Problem:
Lines holding the string "count" are the ones to copy; find them all in the data.

Input data:

........

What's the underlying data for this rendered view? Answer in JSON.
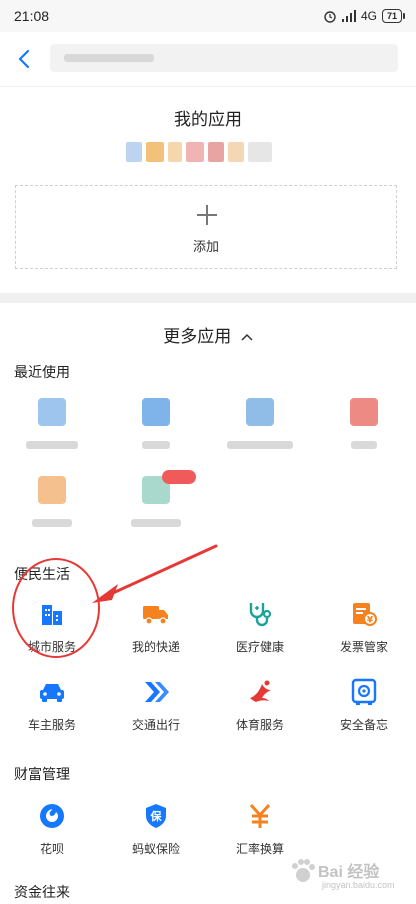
{
  "status_bar": {
    "time": "21:08",
    "network": "4G",
    "battery": "71"
  },
  "my_apps": {
    "title": "我的应用",
    "add_label": "添加"
  },
  "more_apps": {
    "title": "更多应用"
  },
  "recent": {
    "heading": "最近使用"
  },
  "convenience": {
    "heading": "便民生活",
    "items": [
      "城市服务",
      "我的快递",
      "医疗健康",
      "发票管家",
      "车主服务",
      "交通出行",
      "体育服务",
      "安全备忘"
    ]
  },
  "wealth": {
    "heading": "财富管理",
    "items": [
      "花呗",
      "蚂蚁保险",
      "汇率换算"
    ]
  },
  "funds": {
    "heading": "资金往来"
  },
  "watermark": {
    "brand": "Bai  经验",
    "url": "jingyan.baidu.com"
  },
  "colors": {
    "accent_blue": "#1677ff",
    "orange": "#f5821f",
    "teal": "#1aa39a",
    "red": "#e53935"
  }
}
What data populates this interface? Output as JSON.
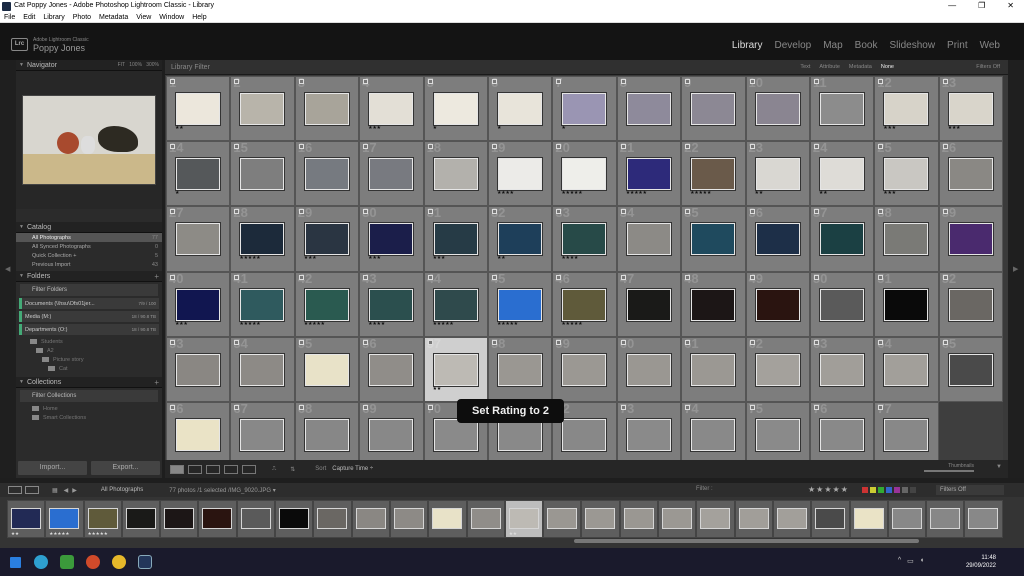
{
  "window": {
    "title": "Cat Poppy Jones - Adobe Photoshop Lightroom Classic - Library"
  },
  "menu": [
    "File",
    "Edit",
    "Library",
    "Photo",
    "Metadata",
    "View",
    "Window",
    "Help"
  ],
  "identity": {
    "product": "Adobe Lightroom Classic",
    "user": "Poppy Jones",
    "logo": "Lrc"
  },
  "modules": [
    {
      "label": "Library",
      "active": true
    },
    {
      "label": "Develop",
      "active": false
    },
    {
      "label": "Map",
      "active": false
    },
    {
      "label": "Book",
      "active": false
    },
    {
      "label": "Slideshow",
      "active": false
    },
    {
      "label": "Print",
      "active": false
    },
    {
      "label": "Web",
      "active": false
    }
  ],
  "navigator": {
    "title": "Navigator",
    "zoom": [
      "FIT",
      "100%",
      "300%"
    ]
  },
  "catalog": {
    "title": "Catalog",
    "items": [
      {
        "label": "All Photographs",
        "count": "77",
        "selected": true
      },
      {
        "label": "All Synced Photographs",
        "count": "0"
      },
      {
        "label": "Quick Collection +",
        "count": "5"
      },
      {
        "label": "Previous Import",
        "count": "43"
      }
    ]
  },
  "folders": {
    "title": "Folders",
    "filter_label": "Filter Folders",
    "volumes": [
      {
        "label": "Documents (\\\\hsu\\Ofs01jer...",
        "meta": "7/9 / 100"
      },
      {
        "label": "Media (M:)",
        "meta": "18 / 90.8 TB"
      },
      {
        "label": "Departments (O:)",
        "meta": "18 / 90.8 TB"
      }
    ],
    "tree": [
      "Students",
      "A2",
      "Picture story",
      "Cat"
    ]
  },
  "collections": {
    "title": "Collections",
    "filter_label": "Filter Collections",
    "items": [
      "Home",
      "Smart Collections"
    ]
  },
  "left_buttons": {
    "import": "Import...",
    "export": "Export..."
  },
  "filterbar": {
    "title": "Library Filter",
    "buttons": [
      {
        "label": "Text",
        "active": false
      },
      {
        "label": "Attribute",
        "active": false
      },
      {
        "label": "Metadata",
        "active": false
      },
      {
        "label": "None",
        "active": true
      }
    ],
    "filters_off": "Filters Off"
  },
  "grid": {
    "cells": [
      {
        "n": "1",
        "c": "#ece7dc",
        "s": "★★"
      },
      {
        "n": "2",
        "c": "#b8b4aa",
        "s": ""
      },
      {
        "n": "3",
        "c": "#a8a49a",
        "s": ""
      },
      {
        "n": "4",
        "c": "#e3dfd6",
        "s": "★★★"
      },
      {
        "n": "5",
        "c": "#ede9df",
        "s": "★"
      },
      {
        "n": "6",
        "c": "#e8e4da",
        "s": "★"
      },
      {
        "n": "7",
        "c": "#9a95b3",
        "s": "★"
      },
      {
        "n": "8",
        "c": "#8e8a9b",
        "s": ""
      },
      {
        "n": "9",
        "c": "#8c8894",
        "s": ""
      },
      {
        "n": "10",
        "c": "#8a8591",
        "s": ""
      },
      {
        "n": "11",
        "c": "#8c8c8c",
        "s": ""
      },
      {
        "n": "12",
        "c": "#d7d3c9",
        "s": "★★★"
      },
      {
        "n": "13",
        "c": "#d9d5cb",
        "s": "★★★"
      },
      {
        "n": "14",
        "c": "#55585a",
        "s": "★"
      },
      {
        "n": "15",
        "c": "#7e7e7e",
        "s": ""
      },
      {
        "n": "16",
        "c": "#767a80",
        "s": ""
      },
      {
        "n": "17",
        "c": "#787a80",
        "s": ""
      },
      {
        "n": "18",
        "c": "#b3b1ac",
        "s": ""
      },
      {
        "n": "19",
        "c": "#ecebe8",
        "s": "★★★★"
      },
      {
        "n": "20",
        "c": "#eeeeea",
        "s": "★★★★★"
      },
      {
        "n": "21",
        "c": "#2d2a7a",
        "s": "★★★★★"
      },
      {
        "n": "22",
        "c": "#6a5a4a",
        "s": "★★★★★"
      },
      {
        "n": "23",
        "c": "#d9d7d2",
        "s": "★★"
      },
      {
        "n": "24",
        "c": "#dedcd7",
        "s": "★★"
      },
      {
        "n": "25",
        "c": "#c9c7c2",
        "s": "★★★"
      },
      {
        "n": "26",
        "c": "#8a8884",
        "s": ""
      },
      {
        "n": "27",
        "c": "#8d8b86",
        "s": ""
      },
      {
        "n": "28",
        "c": "#1c2a3a",
        "s": "★★★★★"
      },
      {
        "n": "29",
        "c": "#2a3542",
        "s": "★★★"
      },
      {
        "n": "30",
        "c": "#1b1e4a",
        "s": "★★★"
      },
      {
        "n": "31",
        "c": "#263b46",
        "s": "★★★"
      },
      {
        "n": "32",
        "c": "#1e3f5a",
        "s": "★★"
      },
      {
        "n": "33",
        "c": "#274a48",
        "s": "★★★★"
      },
      {
        "n": "34",
        "c": "#8c8a86",
        "s": ""
      },
      {
        "n": "35",
        "c": "#1f4a5e",
        "s": ""
      },
      {
        "n": "36",
        "c": "#1d2f48",
        "s": ""
      },
      {
        "n": "37",
        "c": "#1b4043",
        "s": ""
      },
      {
        "n": "38",
        "c": "#7a7a76",
        "s": ""
      },
      {
        "n": "39",
        "c": "#4a2a6e",
        "s": ""
      },
      {
        "n": "40",
        "c": "#111650",
        "s": "★★★"
      },
      {
        "n": "41",
        "c": "#2f5a5e",
        "s": "★★★★★"
      },
      {
        "n": "42",
        "c": "#2a5a50",
        "s": "★★★★★"
      },
      {
        "n": "43",
        "c": "#2b4f4e",
        "s": "★★★★"
      },
      {
        "n": "44",
        "c": "#2f4a4c",
        "s": "★★★★★"
      },
      {
        "n": "45",
        "c": "#2a6ed0",
        "s": "★★★★★"
      },
      {
        "n": "46",
        "c": "#5f5a3a",
        "s": "★★★★★"
      },
      {
        "n": "47",
        "c": "#1a1a18",
        "s": ""
      },
      {
        "n": "48",
        "c": "#1c1616",
        "s": ""
      },
      {
        "n": "49",
        "c": "#2a1410",
        "s": ""
      },
      {
        "n": "50",
        "c": "#5a5a5a",
        "s": ""
      },
      {
        "n": "51",
        "c": "#0a0a0a",
        "s": ""
      },
      {
        "n": "52",
        "c": "#6a6763",
        "s": ""
      },
      {
        "n": "53",
        "c": "#8a8783",
        "s": ""
      },
      {
        "n": "54",
        "c": "#8d8a86",
        "s": ""
      },
      {
        "n": "55",
        "c": "#e8e2c8",
        "s": ""
      },
      {
        "n": "56",
        "c": "#908d89",
        "s": ""
      },
      {
        "n": "57",
        "c": "#bdbab4",
        "s": "★★"
      },
      {
        "n": "58",
        "c": "#9a9792",
        "s": ""
      },
      {
        "n": "59",
        "c": "#9b9893",
        "s": ""
      },
      {
        "n": "60",
        "c": "#9a9792",
        "s": ""
      },
      {
        "n": "61",
        "c": "#9b9893",
        "s": ""
      },
      {
        "n": "62",
        "c": "#a4a19c",
        "s": ""
      },
      {
        "n": "63",
        "c": "#a19e99",
        "s": ""
      },
      {
        "n": "64",
        "c": "#a29f9a",
        "s": ""
      },
      {
        "n": "65",
        "c": "#4a4a4a",
        "s": ""
      },
      {
        "n": "66",
        "c": "#eae3c6",
        "s": ""
      },
      {
        "n": "67",
        "c": "#888",
        "s": ""
      },
      {
        "n": "68",
        "c": "#878787",
        "s": ""
      },
      {
        "n": "69",
        "c": "#888",
        "s": ""
      },
      {
        "n": "70",
        "c": "#8a8a8a",
        "s": ""
      },
      {
        "n": "71",
        "c": "#898989",
        "s": ""
      },
      {
        "n": "72",
        "c": "#888",
        "s": ""
      },
      {
        "n": "73",
        "c": "#8a8a8a",
        "s": ""
      },
      {
        "n": "74",
        "c": "#898989",
        "s": ""
      },
      {
        "n": "75",
        "c": "#8a8a8a",
        "s": ""
      },
      {
        "n": "76",
        "c": "#898989",
        "s": ""
      },
      {
        "n": "77",
        "c": "#888",
        "s": ""
      },
      {
        "n": "",
        "c": "",
        "s": ""
      }
    ]
  },
  "tooltip": "Set Rating to 2",
  "toolbar": {
    "sort_label": "Sort",
    "sort_value": "Capture Time ÷",
    "thumbnails": "Thumbnails"
  },
  "filmstrip_bar": {
    "source": "All Photographs",
    "count": "77 photos /1 selected /IMG_9020.JPG ▾",
    "filter_label": "Filter :",
    "stars": "★★★★★",
    "filters_off": "Filters Off",
    "swatch_colors": [
      "#c33",
      "#cc3",
      "#3a3",
      "#36c",
      "#939",
      "#666",
      "#444"
    ]
  },
  "filmstrip": [
    {
      "c": "#222a55",
      "s": "★★"
    },
    {
      "c": "#2a6ed0",
      "s": "★★★★★"
    },
    {
      "c": "#5f5a3a",
      "s": "★★★★★"
    },
    {
      "c": "#1a1a18",
      "s": ""
    },
    {
      "c": "#1c1616",
      "s": ""
    },
    {
      "c": "#2a1410",
      "s": ""
    },
    {
      "c": "#5a5a5a",
      "s": ""
    },
    {
      "c": "#0a0a0a",
      "s": ""
    },
    {
      "c": "#6a6763",
      "s": ""
    },
    {
      "c": "#8a8783",
      "s": ""
    },
    {
      "c": "#8d8a86",
      "s": ""
    },
    {
      "c": "#e8e2c8",
      "s": ""
    },
    {
      "c": "#908d89",
      "s": ""
    },
    {
      "c": "#bdbab4",
      "s": "★★",
      "sel": true
    },
    {
      "c": "#9a9792",
      "s": ""
    },
    {
      "c": "#9b9893",
      "s": ""
    },
    {
      "c": "#9a9792",
      "s": ""
    },
    {
      "c": "#9b9893",
      "s": ""
    },
    {
      "c": "#a4a19c",
      "s": ""
    },
    {
      "c": "#a19e99",
      "s": ""
    },
    {
      "c": "#a29f9a",
      "s": ""
    },
    {
      "c": "#4a4a4a",
      "s": ""
    },
    {
      "c": "#eae3c6",
      "s": ""
    },
    {
      "c": "#888",
      "s": ""
    },
    {
      "c": "#878787",
      "s": ""
    },
    {
      "c": "#888",
      "s": ""
    }
  ],
  "taskbar": {
    "time": "11:48",
    "date": "29/09/2022"
  }
}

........

Answer to this exercise:
        "count": "77",
        "count": "0"
        "count": "5"
        "count": "43"
    "count": "77 photos /1 selected /IMG_9020.JPG ▾",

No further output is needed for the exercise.